:: Given records ::
# # # # # # #

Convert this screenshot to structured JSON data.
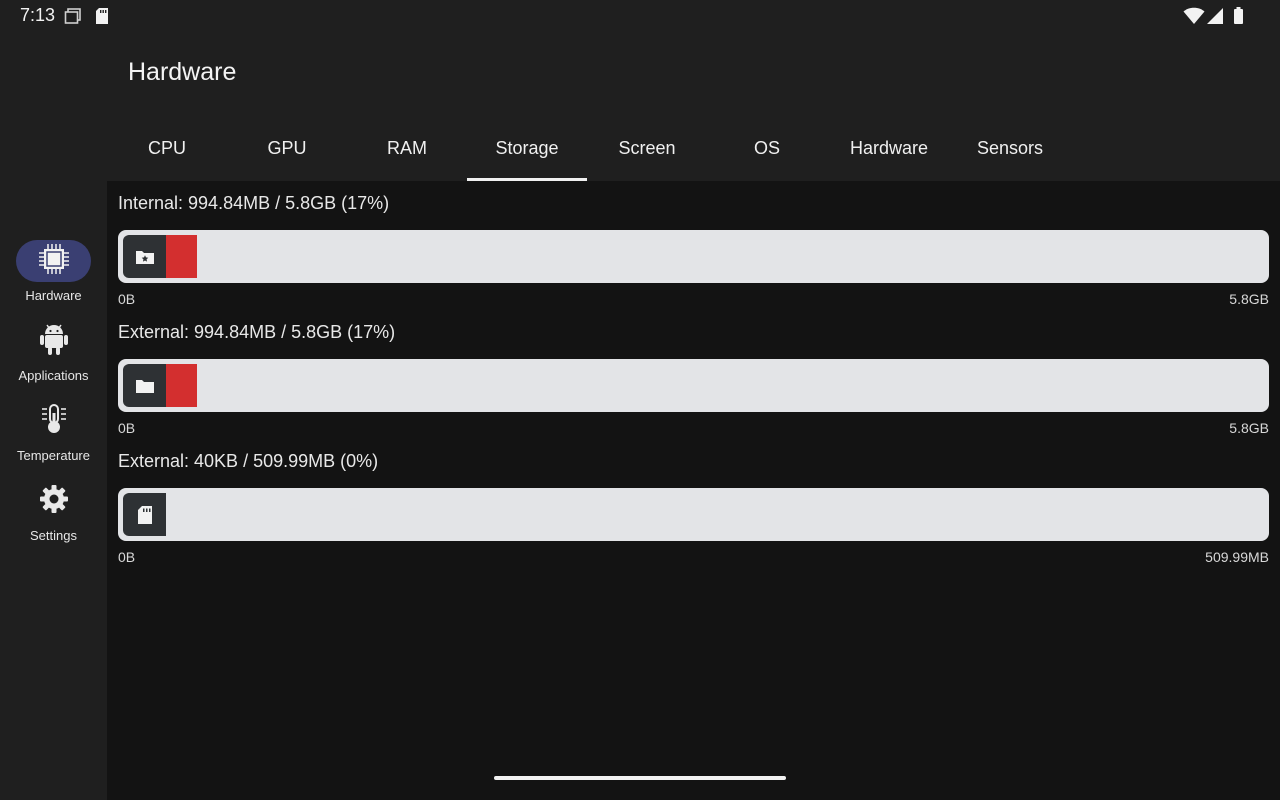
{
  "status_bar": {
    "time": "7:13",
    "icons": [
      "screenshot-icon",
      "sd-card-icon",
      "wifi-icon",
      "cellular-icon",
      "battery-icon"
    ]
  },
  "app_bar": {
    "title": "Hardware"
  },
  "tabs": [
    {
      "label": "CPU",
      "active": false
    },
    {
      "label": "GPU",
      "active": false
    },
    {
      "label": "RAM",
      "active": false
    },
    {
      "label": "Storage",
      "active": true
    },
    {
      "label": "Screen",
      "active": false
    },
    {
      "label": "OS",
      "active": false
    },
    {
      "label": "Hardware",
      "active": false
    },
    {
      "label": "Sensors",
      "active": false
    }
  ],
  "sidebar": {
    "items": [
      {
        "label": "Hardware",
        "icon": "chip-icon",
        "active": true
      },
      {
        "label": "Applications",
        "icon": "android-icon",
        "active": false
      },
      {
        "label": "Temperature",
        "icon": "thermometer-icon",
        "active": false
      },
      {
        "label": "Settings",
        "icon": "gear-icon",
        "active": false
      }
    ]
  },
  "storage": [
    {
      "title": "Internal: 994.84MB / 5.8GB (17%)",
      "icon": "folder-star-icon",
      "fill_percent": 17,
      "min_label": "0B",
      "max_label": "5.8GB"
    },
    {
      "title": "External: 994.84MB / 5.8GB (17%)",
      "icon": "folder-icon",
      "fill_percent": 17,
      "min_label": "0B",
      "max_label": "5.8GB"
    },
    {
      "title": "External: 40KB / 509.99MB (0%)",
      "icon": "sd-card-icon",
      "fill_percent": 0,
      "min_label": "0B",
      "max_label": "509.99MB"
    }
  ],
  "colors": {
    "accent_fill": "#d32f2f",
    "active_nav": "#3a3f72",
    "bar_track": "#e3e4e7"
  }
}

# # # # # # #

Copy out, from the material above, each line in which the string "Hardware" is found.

:: Output below ::
    "title": "Hardware"
      "label": "Hardware",
        "label": "Hardware",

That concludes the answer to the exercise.